Some mental health problems can be managed without the help of a GP. There are a variety of materials available and local organisations offering help. You can also try the mood assessment quiz on the NHS website (external link), which is designed to recommend resources to help you better understand how you feel.
If your mental health difficulty is related to stress in your workplace, you can ask your employer what occupational health services are available to you. Check out the Time to Change website (external link) which has a section dedicated to employers.
If you are at school or college, mental health care may be arranged for you. Read the information on child and adolescent mental health services (CAMHS) on the NHS website (external link).
For local support and information services, use the services near you search. Try the following directories:
- Mental health support services - NHS website (external link).
- Mental health support services for young people - NHS website (external link).

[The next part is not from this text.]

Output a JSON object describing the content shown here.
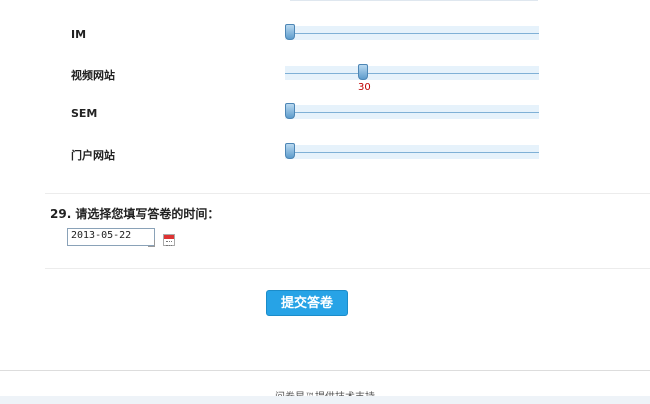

If you want to talk to someone right away, the mental health helpline page on the NHS website (external link) has a list of organisations you can call for immediate assistance. These are helplines with specially trained volunteers who'll listen to you, understand what you're going through, and help you through the immediate crisis.
The Samaritans operates a free to call service 24 hours a day, 365 days a year for people who want to talk in confidence. Call them on 116 123 or visit the Samaritans website (external link).